Former U.S. Sen. Robert Dole spoke with humor and emotion Friday at the unveiling of a large bronze statue at Washburn University honoring his lengthy political career defined by a practical eagerness to seize common ground with political allies and rivals.
The artwork positioned on a square pedestal in a high-traffic area of campus depicts Dole in a standing position with his hands close to his waist in a position reflecting a result of devastating injuries sustained in World War II. The new landmark outside Carnegie Hall was revealed to Dole, who was seated on a brisk September morning, and more than 250 people in attendance.
“Washburn is a great university. It really gave me a new life, a new goal, something to work for,” said Dole, who graduated in 1952 with bachelor’s and law degrees. “For my generation, which had won a war overseas but then had to create a better future back home, Washburn gave us that new start through education.”
Dole, 95, spoke to the audience for 10 minutes while reminiscing about his college days, friends, family and, of course, politics. He joked with the crowd, suggesting he didn’t deserve the recognition. He said his vision, hearing and walking skills had eroded, but as an emeritus politician, he stubbornly retained the ability to talk.
He took a serious look back to his years as the Senate’s Republican leader, and concluded the modern Senate had lost interest in collaboration.
“Today, it doesn’t seem to be working.
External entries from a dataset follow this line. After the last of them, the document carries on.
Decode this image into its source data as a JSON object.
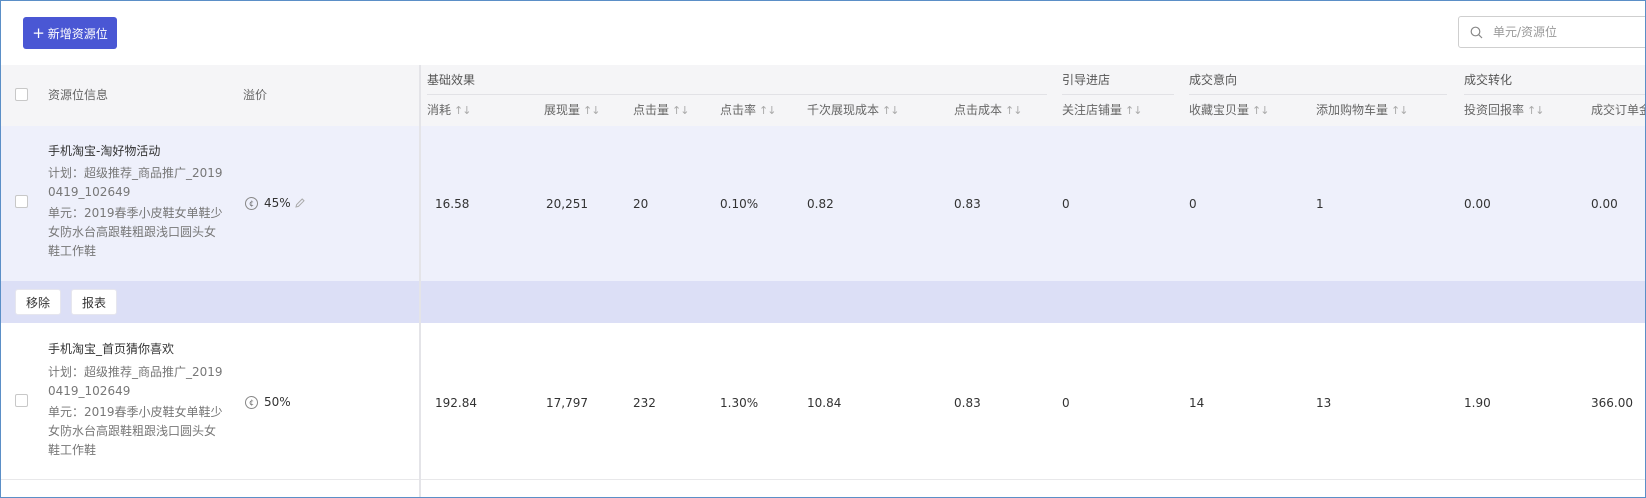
{
  "toolbar": {
    "add_label": "新增资源位",
    "search_placeholder": "单元/资源位"
  },
  "header": {
    "info_label": "资源位信息",
    "premium_label": "溢价",
    "groups": [
      "基础效果",
      "引导进店",
      "成交意向",
      "成交转化"
    ],
    "columns": [
      "消耗",
      "展现量",
      "点击量",
      "点击率",
      "千次展现成本",
      "点击成本",
      "关注店铺量",
      "收藏宝贝量",
      "添加购物车量",
      "投资回报率",
      "成交订单金额"
    ],
    "sort_glyph": "↑↓"
  },
  "rows": [
    {
      "title": "手机淘宝-淘好物活动",
      "plan": "计划：超级推荐_商品推广_20190419_102649",
      "unit": "单元：2019春季小皮鞋女单鞋少女防水台高跟鞋粗跟浅口圆头女鞋工作鞋",
      "premium": "45%",
      "values": [
        "16.58",
        "20,251",
        "20",
        "0.10%",
        "0.82",
        "0.83",
        "0",
        "0",
        "1",
        "0.00",
        "0.00"
      ]
    },
    {
      "title": "手机淘宝_首页猜你喜欢",
      "plan": "计划：超级推荐_商品推广_20190419_102649",
      "unit": "单元：2019春季小皮鞋女单鞋少女防水台高跟鞋粗跟浅口圆头女鞋工作鞋",
      "premium": "50%",
      "values": [
        "192.84",
        "17,797",
        "232",
        "1.30%",
        "10.84",
        "0.83",
        "0",
        "14",
        "13",
        "1.90",
        "366.00"
      ]
    }
  ],
  "actions": {
    "remove_label": "移除",
    "report_label": "报表"
  },
  "colors": {
    "accent": "#4a57d4",
    "row_highlight": "#eef0fb",
    "action_bar": "#dcdff6"
  }
}
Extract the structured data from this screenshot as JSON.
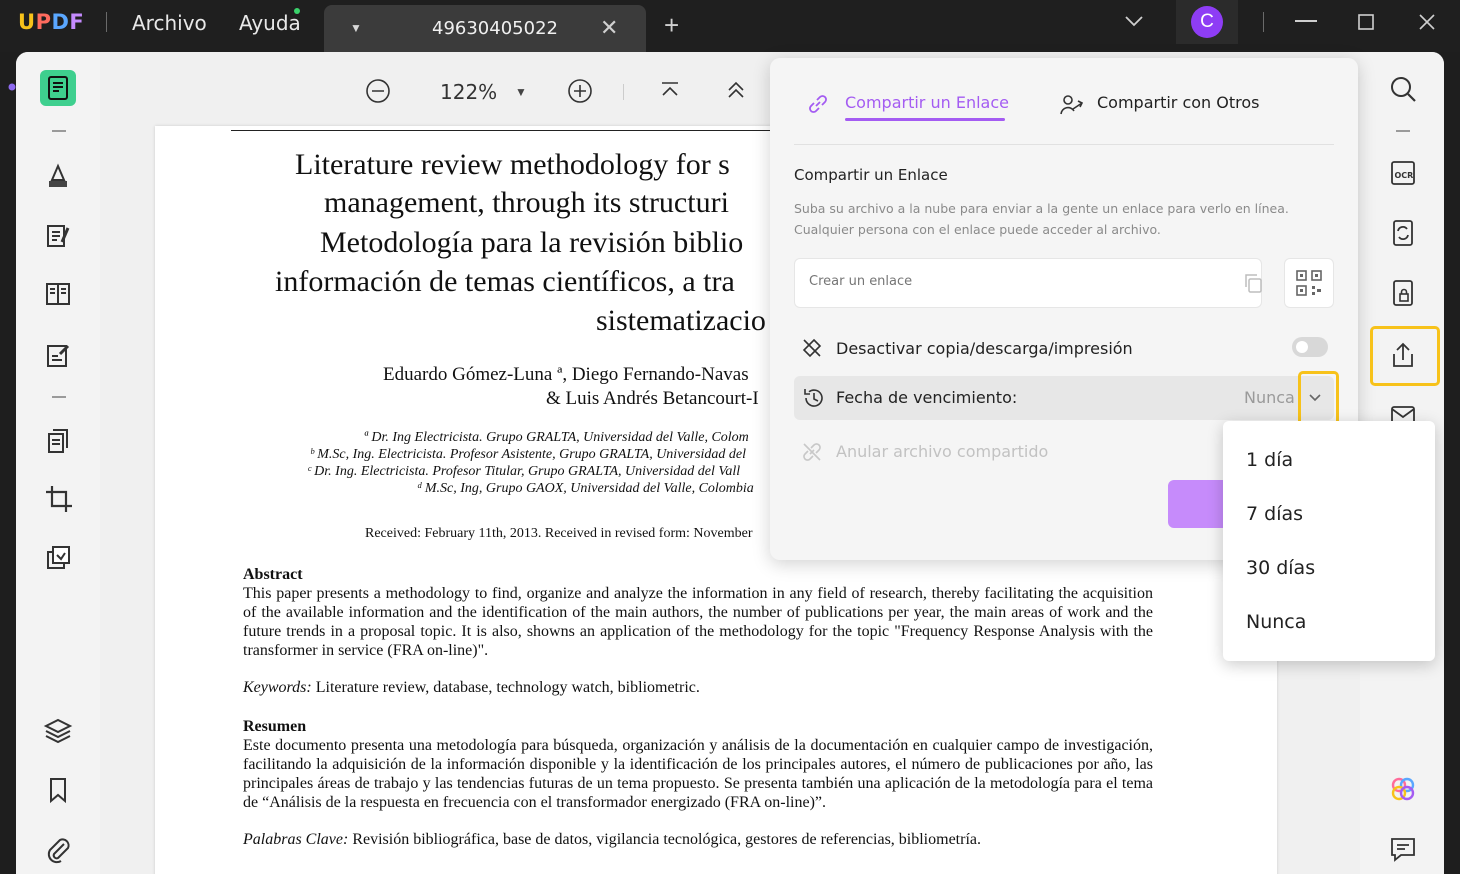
{
  "app": {
    "logo": "UPDF",
    "menu_file": "Archivo",
    "menu_help": "Ayuda"
  },
  "tab": {
    "title": "49630405022",
    "close": "✕",
    "add": "+"
  },
  "user": {
    "avatar_letter": "C",
    "avatar_color": "#8e3df5"
  },
  "window": {
    "chevron": "⌄",
    "minimize": "—",
    "maximize": "☐",
    "close": "✕"
  },
  "toolbar": {
    "zoom": "122%"
  },
  "document": {
    "title_lines": [
      "Literature review methodology for s",
      "management, through its structuri",
      "Metodología para la revisión biblio",
      "información de temas científicos, a tra",
      "sistematizacio"
    ],
    "authors_line1": "Eduardo Gómez-Luna ª, Diego Fernando-Navas",
    "authors_line2": "& Luis Andrés Betancourt-I",
    "affiliations": [
      "ª Dr. Ing Electricista. Grupo GRALTA, Universidad del Valle, Colom",
      "ᵇ M.Sc, Ing. Electricista. Profesor Asistente, Grupo GRALTA, Universidad del",
      "ᶜ Dr. Ing. Electricista. Profesor Titular, Grupo GRALTA, Universidad del Vall",
      "ᵈ M.Sc, Ing, Grupo GAOX, Universidad del Valle, Colombia"
    ],
    "received": "Received: February 11th, 2013. Received in revised form: November",
    "abstract_heading": "Abstract",
    "abstract_text": "This paper presents a methodology to find, organize and analyze the information in any field of research, thereby facilitating the acquisition of the available information and the identification of the main authors, the number of publications per year, the main areas of work and the future trends in a proposal topic. It is also, showns an application of the methodology for the topic \"Frequency Response Analysis with the transformer in service (FRA on-line)\".",
    "keywords_label": "Keywords:",
    "keywords_text": " Literature review, database, technology watch, bibliometric.",
    "resumen_heading": "Resumen",
    "resumen_text": "Este documento presenta una metodología para búsqueda, organización y análisis de la documentación en cualquier campo de investigación, facilitando la adquisición de la información disponible y la identificación de los principales autores, el número de publicaciones por año, las principales áreas de trabajo y las tendencias futuras de un tema propuesto. Se presenta también una aplicación de la metodología para el tema de “Análisis de la respuesta en frecuencia con el transformador energizado (FRA on-line)”.",
    "palabras_label": "Palabras Clave:",
    "palabras_text": " Revisión bibliográfica, base de datos, vigilancia tecnológica, gestores de referencias, bibliometría."
  },
  "share_panel": {
    "tab_link": "Compartir un Enlace",
    "tab_others": "Compartir con Otros",
    "heading": "Compartir un Enlace",
    "description": "Suba su archivo a la nube para enviar a la gente un enlace para verlo en línea. Cualquier persona con el enlace puede acceder al archivo.",
    "link_placeholder": "Crear un enlace",
    "disable_copy_label": "Desactivar copia/descarga/impresión",
    "expiry_label": "Fecha de vencimiento:",
    "expiry_value": "Nunca",
    "revoke_label": "Anular archivo compartido",
    "accent_color": "#a45cf2"
  },
  "expiry_dropdown": {
    "options": [
      "1 día",
      "7 días",
      "30 días",
      "Nunca"
    ]
  },
  "highlight_color": "#f7c21a"
}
When I was the leader, I had friends on the Democratic side and Republican side and we got things done. We worked together,” he said to applause.
He said he likely traveled back and forth to Kansas more than 1,000 times during 36 years in Congress. At one point during this journey back to Kansas, he choked up and briefly struggled for the right words. The crowd simply applauded through his silence. “Thanks,” he said.
“I’m a proud Kansan,” he said. “I love this state. I love the people in the state, whether they’re Republican, Democratic, independents. You serve the people. You don’t serve only members of your own party. We don’t have all the wisdom in our party and they don’t have all the wisdom in their party, but together we can work out a pretty good compromise.”
Washburn President Jerry Farley said the privately financed statue honored Dole’s career as a public servant and embodied what dedicated people could accomplish in life. Dole left Washburn to work as a county attorney, in the Kansas Legislature and in the U.S. House and U.S. Senate.
“His career was built on service to others, to the country and to the world,” Farley said.
Farley said many students on campus this year weren’t born until after Dole earned the 1996 presidential nomination, but this generation of students ought to be inspired by Dole’s military service in World War II, legislative work in Topeka and Washington, D.C., and dedication to civil society after leaving politics.
Dedication of the statute was attended by two other former U.S. senators -- Nancy Kassebaum Baker, a Kansan who served with Dole, and Elizabeth Dole, the honoree’s wife and one-time North Carolina senator. The artwork was a gift from John Pinegar and the family of Doug and Kathleen Smith. The artist is John Lajba, of Omaha, Neb.
Steve Morris, former president of the Kansas Senate, said before the ceremony he recalled that when he was a young teenager, Dole visited his Stevens County home several times during a campaign for the U.S. House.
“He’s an icon,” Morris said. “He certainly had a major impact on me when I was growing up. When I first ran for the Kansas Senate, he did radio ads for me.”
Burdett Loomis, a retired University of Kansas political science professor, said Dole proved he was skilled in the art of making bipartisan deals to move legislation through Congress. The ability to reach across the partisan divide stands as Dole’s greatest legacy, Loomis said.
“At the same time, Dole has always been a fierce partisan,” Loomis said. “Those two elements of his political personality coexisted over the course of his career.”